Alex Bosworth writes, as the software industry changes from shrink wrapped product development to a service model, not only does the model for developing and distributing software change, but also the model for how a company must conduct itself changes.He points out that every search, every click, the time spent lingering on a photo, the choice of wording and revision in an essay, the pattern of trips taken, the record of purchases made are all easily captured and stored forever by a web-service. Unlike the user of a packaged software product, there is very little control a user of a web-service has over this data collection. GMail may appear to delete email when 'trashed', but closer inspection reveals no firm guarantee the email ever disappears from their data centers, and certainly not at the time a user clicks delete forever. Detailed personal data that lasts lifetimes, bits don't have a built in expiration date. He points to TiVo users complaining about about embarrassing profiles. Software services have increasing potential to profile and people on a much grander scale than what television a person might want to watch.Rogue nations can profile and target people for imprisonment or reprisal based on web-service data mining as Google has the potential to deliver personalized advertisements. Social software offers a new degree of concerns, as these aim to graph your entire network of friends and acquaintances. Suddenly services don't simply know as much information about you as you release yourself, they also know what your friends think about you and information about them as well. Social software is at such an early stage, it's hard to think of all the abuses this information could create, however abuses of this information trust already exist. Sony slipping DRM rootkits on their CDs can erase a lifetime of good will. The only way to restore or create trust is by over time and repetition creating a pattern of ethical decisions. Look at RFID privacy related issues, online tracking facilities, spyware – we are indeed in a cocooned web world.
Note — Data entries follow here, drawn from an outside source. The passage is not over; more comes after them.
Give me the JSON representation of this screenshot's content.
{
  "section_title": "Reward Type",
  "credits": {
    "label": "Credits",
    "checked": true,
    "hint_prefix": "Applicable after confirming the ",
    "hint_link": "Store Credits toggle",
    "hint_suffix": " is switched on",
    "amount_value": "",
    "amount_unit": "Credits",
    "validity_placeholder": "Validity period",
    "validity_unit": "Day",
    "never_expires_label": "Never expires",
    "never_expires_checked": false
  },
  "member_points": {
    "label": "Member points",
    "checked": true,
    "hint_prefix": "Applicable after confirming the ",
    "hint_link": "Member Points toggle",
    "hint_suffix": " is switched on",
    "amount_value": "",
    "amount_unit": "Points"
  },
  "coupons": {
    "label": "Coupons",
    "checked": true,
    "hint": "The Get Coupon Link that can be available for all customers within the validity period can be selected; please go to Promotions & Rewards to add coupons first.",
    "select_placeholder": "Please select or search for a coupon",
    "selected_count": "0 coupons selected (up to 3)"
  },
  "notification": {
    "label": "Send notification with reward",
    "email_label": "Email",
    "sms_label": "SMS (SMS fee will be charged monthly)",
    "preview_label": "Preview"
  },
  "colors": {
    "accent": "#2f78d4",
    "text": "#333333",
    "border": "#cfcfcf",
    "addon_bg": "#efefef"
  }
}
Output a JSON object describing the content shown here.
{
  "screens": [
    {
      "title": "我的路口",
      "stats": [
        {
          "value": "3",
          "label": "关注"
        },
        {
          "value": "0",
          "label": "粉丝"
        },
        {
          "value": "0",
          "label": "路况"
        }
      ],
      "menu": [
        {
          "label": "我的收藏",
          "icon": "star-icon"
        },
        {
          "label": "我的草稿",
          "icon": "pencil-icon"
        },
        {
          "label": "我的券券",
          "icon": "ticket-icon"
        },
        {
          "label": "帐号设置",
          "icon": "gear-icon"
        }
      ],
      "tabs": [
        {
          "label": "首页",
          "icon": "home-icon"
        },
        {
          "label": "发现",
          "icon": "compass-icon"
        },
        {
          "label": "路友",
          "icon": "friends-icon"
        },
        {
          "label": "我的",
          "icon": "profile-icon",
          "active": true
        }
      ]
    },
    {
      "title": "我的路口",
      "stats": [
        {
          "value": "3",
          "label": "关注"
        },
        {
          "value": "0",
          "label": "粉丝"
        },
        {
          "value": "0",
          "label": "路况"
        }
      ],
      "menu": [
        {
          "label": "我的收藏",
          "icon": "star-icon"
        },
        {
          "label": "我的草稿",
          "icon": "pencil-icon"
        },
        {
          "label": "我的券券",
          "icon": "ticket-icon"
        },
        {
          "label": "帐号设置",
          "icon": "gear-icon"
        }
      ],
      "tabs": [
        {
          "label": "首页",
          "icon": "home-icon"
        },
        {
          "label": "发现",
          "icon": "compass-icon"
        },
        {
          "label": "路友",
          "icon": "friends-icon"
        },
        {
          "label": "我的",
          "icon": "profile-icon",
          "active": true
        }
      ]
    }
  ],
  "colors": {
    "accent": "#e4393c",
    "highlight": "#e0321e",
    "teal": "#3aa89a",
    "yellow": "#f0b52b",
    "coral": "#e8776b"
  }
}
James Governor points to the customer respect report and notes that IBM, SAP, Microsoft and not one of the Web 2.0 leviathans, Google, Yahoo, eBay is on the list as "excellent" & wonders whether or not customer respect is not an essential part of a succesful online business model!!.Surprising considering the fact that an the list looked different an year back. The most important thing for services and users of services to realize is that trust is an extremely valuable commodity that is hard won and easily lost.
Category :Trust & Morality |
|Sadagopan's Weblog on Emerging Technologies, Trends,Thoughts, Ideas & Cyberworld